I am no psychologist, but the video displayed curious behavior. While the first two displayed violent actions and the immediate aftermath, the third encourages more questions.
After the police arrived, Ray and Janay were separated. After they were handcuffed, and being led towards separate police cars, the couple attempted to kiss and Janay tried to nuzzle Ray’s neck. This could be assumed an act of forgiveness and true affection. It could also be emblematic of a more distressing issue.
Everyone who has seen a movie or television show involving a kidnapping has heard of ‘Stockholm Syndrome.’ The victim of a kidnapping often identifies and develops sympathy for their captor over a lengthy period of time. Because domestic violence is seldom discussed in the media, few have ever heard of ‘battered woman syndrome.’

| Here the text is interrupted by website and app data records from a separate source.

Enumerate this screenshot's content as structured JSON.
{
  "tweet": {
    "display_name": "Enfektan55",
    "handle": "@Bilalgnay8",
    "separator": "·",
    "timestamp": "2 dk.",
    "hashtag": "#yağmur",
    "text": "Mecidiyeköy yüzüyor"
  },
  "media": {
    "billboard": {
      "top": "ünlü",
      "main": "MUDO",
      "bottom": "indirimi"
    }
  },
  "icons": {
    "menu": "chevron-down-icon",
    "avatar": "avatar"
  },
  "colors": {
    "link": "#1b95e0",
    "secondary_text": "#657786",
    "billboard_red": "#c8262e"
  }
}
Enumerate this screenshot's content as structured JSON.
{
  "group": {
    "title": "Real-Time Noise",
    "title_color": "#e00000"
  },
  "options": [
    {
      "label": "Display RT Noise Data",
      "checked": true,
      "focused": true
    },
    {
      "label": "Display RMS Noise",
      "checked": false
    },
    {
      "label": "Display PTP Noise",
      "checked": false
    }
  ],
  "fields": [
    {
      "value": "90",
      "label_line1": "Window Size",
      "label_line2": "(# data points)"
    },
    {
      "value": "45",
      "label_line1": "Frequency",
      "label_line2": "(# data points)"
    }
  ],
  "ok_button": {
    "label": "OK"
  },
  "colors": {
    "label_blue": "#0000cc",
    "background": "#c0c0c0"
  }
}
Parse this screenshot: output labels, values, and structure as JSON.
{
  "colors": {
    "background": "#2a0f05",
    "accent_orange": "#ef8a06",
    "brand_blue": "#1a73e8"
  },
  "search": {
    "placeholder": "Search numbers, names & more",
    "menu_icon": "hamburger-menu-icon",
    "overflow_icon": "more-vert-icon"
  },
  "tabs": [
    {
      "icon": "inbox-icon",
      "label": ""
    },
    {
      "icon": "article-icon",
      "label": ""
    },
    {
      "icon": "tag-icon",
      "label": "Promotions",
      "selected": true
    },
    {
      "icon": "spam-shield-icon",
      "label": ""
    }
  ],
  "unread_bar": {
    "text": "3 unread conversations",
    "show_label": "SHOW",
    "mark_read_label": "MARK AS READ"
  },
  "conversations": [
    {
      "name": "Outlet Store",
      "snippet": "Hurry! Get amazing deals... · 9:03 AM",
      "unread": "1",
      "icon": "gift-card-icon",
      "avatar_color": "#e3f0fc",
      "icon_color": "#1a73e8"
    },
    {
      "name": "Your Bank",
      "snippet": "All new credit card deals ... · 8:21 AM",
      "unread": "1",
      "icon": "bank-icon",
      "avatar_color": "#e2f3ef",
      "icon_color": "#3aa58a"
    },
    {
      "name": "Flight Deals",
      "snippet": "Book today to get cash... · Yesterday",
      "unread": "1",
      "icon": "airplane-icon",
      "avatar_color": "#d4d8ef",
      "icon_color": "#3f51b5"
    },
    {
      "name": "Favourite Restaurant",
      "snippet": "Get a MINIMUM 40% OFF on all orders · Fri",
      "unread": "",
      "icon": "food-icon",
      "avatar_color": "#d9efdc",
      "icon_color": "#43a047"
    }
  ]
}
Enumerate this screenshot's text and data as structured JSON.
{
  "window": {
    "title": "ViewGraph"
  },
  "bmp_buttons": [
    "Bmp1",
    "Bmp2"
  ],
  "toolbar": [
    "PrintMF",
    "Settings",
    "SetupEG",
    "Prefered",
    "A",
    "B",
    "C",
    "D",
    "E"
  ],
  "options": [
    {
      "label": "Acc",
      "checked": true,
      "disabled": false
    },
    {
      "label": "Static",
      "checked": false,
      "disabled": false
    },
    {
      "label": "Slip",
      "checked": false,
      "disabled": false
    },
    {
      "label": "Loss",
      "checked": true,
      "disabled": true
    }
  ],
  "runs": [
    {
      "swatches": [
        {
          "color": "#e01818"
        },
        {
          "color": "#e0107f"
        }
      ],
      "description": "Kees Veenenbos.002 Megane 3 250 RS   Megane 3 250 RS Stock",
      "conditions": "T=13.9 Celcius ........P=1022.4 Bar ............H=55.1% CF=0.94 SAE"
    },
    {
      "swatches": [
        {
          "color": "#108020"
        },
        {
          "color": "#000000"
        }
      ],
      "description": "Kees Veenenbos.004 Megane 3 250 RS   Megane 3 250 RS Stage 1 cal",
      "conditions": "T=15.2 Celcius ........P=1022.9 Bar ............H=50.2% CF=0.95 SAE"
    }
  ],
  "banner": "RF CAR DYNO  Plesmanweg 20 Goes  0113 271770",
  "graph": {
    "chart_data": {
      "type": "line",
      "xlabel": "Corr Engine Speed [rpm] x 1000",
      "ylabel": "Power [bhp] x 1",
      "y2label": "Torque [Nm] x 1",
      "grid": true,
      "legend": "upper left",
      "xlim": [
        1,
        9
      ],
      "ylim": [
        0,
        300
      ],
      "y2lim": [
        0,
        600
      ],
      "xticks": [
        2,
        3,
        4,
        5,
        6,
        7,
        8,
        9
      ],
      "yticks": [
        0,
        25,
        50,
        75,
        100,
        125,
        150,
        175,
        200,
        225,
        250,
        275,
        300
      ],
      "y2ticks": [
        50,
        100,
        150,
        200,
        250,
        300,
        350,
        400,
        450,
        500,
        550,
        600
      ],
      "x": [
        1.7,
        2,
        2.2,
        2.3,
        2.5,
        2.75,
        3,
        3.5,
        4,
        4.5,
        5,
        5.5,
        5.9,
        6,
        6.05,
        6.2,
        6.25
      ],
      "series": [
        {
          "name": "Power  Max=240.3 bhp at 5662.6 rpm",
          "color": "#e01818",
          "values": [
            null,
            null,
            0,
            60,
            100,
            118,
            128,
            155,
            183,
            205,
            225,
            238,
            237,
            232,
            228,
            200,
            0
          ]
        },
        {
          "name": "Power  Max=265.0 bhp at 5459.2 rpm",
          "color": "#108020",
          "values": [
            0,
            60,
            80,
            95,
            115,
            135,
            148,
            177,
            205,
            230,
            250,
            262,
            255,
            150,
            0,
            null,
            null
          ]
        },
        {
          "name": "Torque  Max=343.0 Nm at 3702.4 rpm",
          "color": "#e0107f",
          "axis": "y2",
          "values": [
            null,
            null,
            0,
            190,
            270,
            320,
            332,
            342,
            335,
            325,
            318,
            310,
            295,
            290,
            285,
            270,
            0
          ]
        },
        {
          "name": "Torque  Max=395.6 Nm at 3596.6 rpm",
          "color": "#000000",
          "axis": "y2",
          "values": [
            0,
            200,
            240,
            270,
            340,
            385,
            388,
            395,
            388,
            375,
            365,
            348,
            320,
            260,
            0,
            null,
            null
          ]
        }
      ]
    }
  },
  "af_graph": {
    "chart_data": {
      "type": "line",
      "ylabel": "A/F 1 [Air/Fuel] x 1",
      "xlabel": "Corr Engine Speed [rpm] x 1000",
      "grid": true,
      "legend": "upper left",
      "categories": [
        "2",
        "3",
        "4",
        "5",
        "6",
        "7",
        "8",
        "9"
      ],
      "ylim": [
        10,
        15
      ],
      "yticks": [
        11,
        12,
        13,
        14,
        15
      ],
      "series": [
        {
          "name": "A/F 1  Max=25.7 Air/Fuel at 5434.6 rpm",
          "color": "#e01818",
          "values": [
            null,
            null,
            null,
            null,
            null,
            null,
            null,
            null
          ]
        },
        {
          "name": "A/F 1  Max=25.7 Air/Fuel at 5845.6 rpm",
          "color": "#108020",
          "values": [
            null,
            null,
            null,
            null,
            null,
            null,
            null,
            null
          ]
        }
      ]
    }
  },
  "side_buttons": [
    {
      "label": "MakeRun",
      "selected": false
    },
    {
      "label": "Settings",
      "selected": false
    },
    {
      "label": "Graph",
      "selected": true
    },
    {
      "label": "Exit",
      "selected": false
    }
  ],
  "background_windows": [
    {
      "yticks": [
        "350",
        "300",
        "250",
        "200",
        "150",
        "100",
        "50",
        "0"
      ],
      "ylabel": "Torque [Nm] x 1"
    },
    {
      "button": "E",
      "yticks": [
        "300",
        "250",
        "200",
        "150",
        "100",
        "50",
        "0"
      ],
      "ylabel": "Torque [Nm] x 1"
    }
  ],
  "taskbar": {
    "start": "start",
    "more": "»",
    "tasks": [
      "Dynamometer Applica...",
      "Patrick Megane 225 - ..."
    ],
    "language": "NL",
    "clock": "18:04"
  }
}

Men and women in committed relationships, married or simply sharing their lives, will have disagreements. Arguments will occur over many topics; money, housekeeping, and how minor children are raised and disciplined top the list. When these arguments reach a point where voices are raised and tempers become uncontrollable, some men resort to violence.
The physical violence begins with slaps or shoves, combined with verbal abuse. As the situation increases, resulting in more frequent attacks, the level of violence also rises. She accepts the man’s contrition, and believes he will keep his promise to change.
There are four stages to ‘battered woman syndrome.’ The first stage is denial. The woman will deny that there is a problem in the relationship, and believe that the man will not repeat his actions. The second is guilt. The woman blames herself for the beatings. She has not lived up to her mate’s expectations and deserves to be punished. Enlightenment eventually enters the situation. The woman no longer blames herself. However, she continues to be committed to the relationship and believes that ‘they can eventually work things out.’
Sadly the final stage never arrives for some abused women. If she faces the truth and places the responsibility directly on the man in her life, she will remove herself from the abusive situation, and begin a new life.
Was the display of affection between Ray and Janay an indication that this was not the first time a similar situation occurred? Is Janay experiencing battered woman syndrome? Battered women frequently defend the men in their lives; they accept the mental and physical abuse fearing the loss of security, feelings of loneliness, and a questionable future far more than the beatings.
NFL fans can only hope that Ray Rice was truthful when he said that the incident in Atlantic City was the first and last of its type. Hopefully Ray will be truthful with the therapist. If a pattern of domestic violence is revealed, both Ray and Janay will need years of therapy to help them change their life’s pattern.
By James Turnage